While an entertaining and fun book, the core characters in the "Anne" series just make cameo appearances. I think this was one of the books L.M. Montgomery wrote because she was pressured to, so somehow it doesn't quite reach the level of Anne's House of Dreams or Rilla of Ingleside. One can't help being annoyed with a father who is so absent-minded that his children are in constantly in danger of serious harm, but is quite able to pay enough attention to find a wife, who is obviously meant to devote her life to raising his 4 children (dear as they are).

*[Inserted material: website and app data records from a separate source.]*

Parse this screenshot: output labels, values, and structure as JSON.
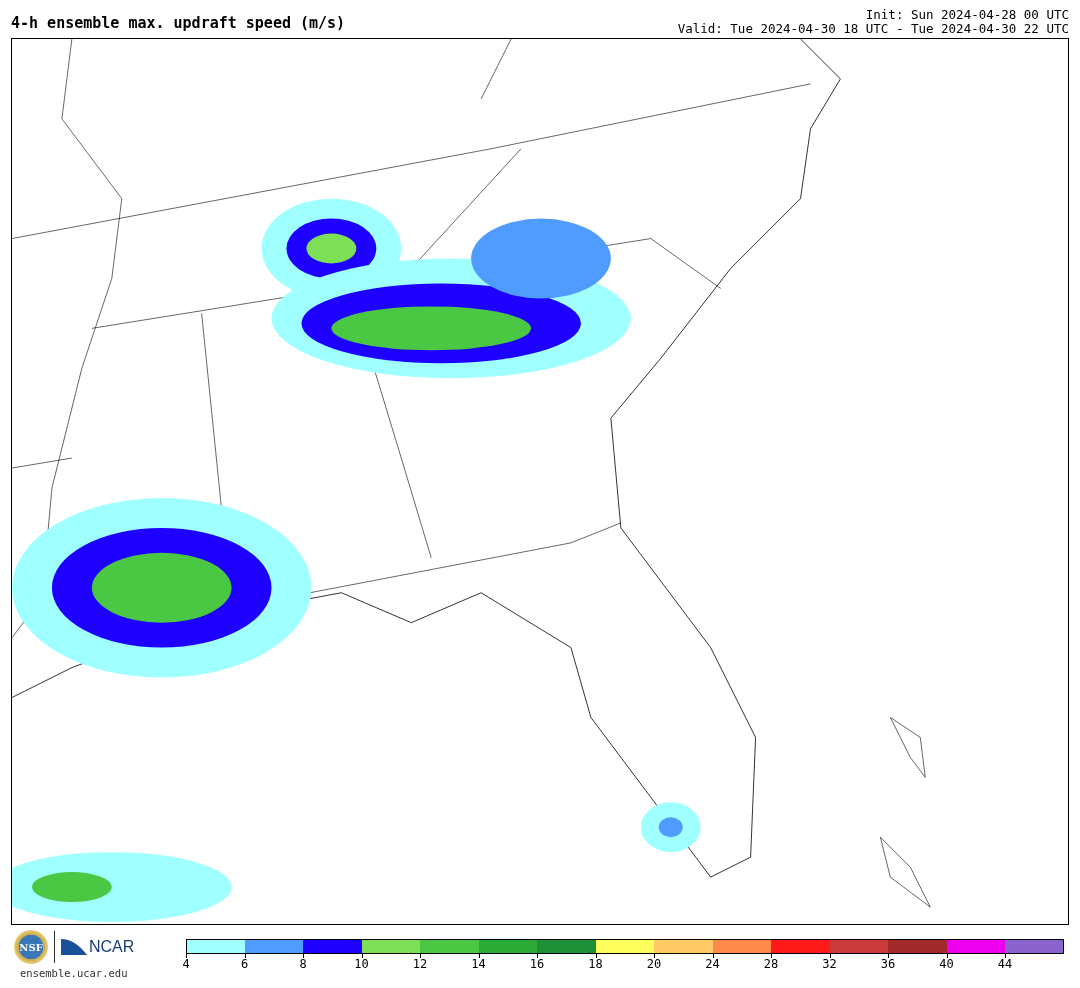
{
  "title": "4-h ensemble max. updraft speed (m/s)",
  "init": "Init: Sun 2024-04-28 00 UTC",
  "valid": "Valid: Tue 2024-04-30 18 UTC - Tue 2024-04-30 22 UTC",
  "logos": {
    "nsf": "NSF",
    "ncar": "NCAR",
    "url": "ensemble.ucar.edu"
  },
  "colorbar": {
    "bins": [
      {
        "color": "#a0ffff"
      },
      {
        "color": "#4f9bff"
      },
      {
        "color": "#1e00ff"
      },
      {
        "color": "#7ddf55"
      },
      {
        "color": "#4bc843"
      },
      {
        "color": "#2bab35"
      },
      {
        "color": "#1d8f36"
      },
      {
        "color": "#ffff5e"
      },
      {
        "color": "#ffc966"
      },
      {
        "color": "#ff8a4a"
      },
      {
        "color": "#ff1a1a"
      },
      {
        "color": "#c93a3a"
      },
      {
        "color": "#a12b2b"
      },
      {
        "color": "#ee00ee"
      },
      {
        "color": "#8a63cc"
      }
    ],
    "ticks": [
      "4",
      "6",
      "8",
      "10",
      "12",
      "14",
      "16",
      "18",
      "20",
      "24",
      "28",
      "32",
      "36",
      "40",
      "44"
    ]
  }
}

The narrator does not add to the listening experience at all. At least once every five minutes, she emphasizes the wrong word in a sentence, does not bring out the different characters with different voices, and is generally flat. I would have given the book 4 stars otherwise.
3 of 3 people found this review helpful
By Joseph R on 23-12-09
Life on the Island
Really good children's stories are not about children nor exclusively for children. "Heidi", Joanna Spyri comes to mind. "Heidi" is a story about adults and adult behavior told from a child's point of view. Further I offer: "Pollyanna", Eleanor H Porter; "A Little Princess", Frances Hodgson Burnett; "Rebecca of Sunnybrook Farm", Kate Douglas Wiggin; and since we are reviewing Lucy Maude Montgomery, "Anne of Green Gables". In every case, it is the adults who are the central actors and in whom great changes were wrought even while the spotlight follows the child star.
Rainbow Valley certainly is not equal to the above works but it is packed with funny stories and wonderful tiny adventures. In one place, a pompous minister's coat tail caught on fire in the midst of a solemn lecture. Another time a girl wrote a little too truthful letter to the editor which put the town into an uproar. Then there is the pet rooster which gets to participate in Sunday dinner. Besides, every book doesn't have to be the greatest. Pretty darn good is not a bad ranking particularly for the prelude to that really terrific Montgomery work, "Rilla of Ingleside". I have enjoyed a number of Audible titles which are merely pretty darn good, Angela Thirkle and Laurie Viera Rigler come to mind.
Isn't it interesting the difference between how the schoolyard fight was handled and how it would be treated in one of today's schools where typical boy behavior is criminalized? Police, handcuffs, courts, family service...oh, egads! There many other differences which make me think that all our progress is less than stellar;instead is a loss of our humanity. Some progress.
Oh, I almost forgot to mention the narrator, Grace Conlin. She became invisible to the story after a time, which I think is a kind of compliment. I didn't notice her presence except to say I enjoyed the story.
1 of 1 people found this review helpful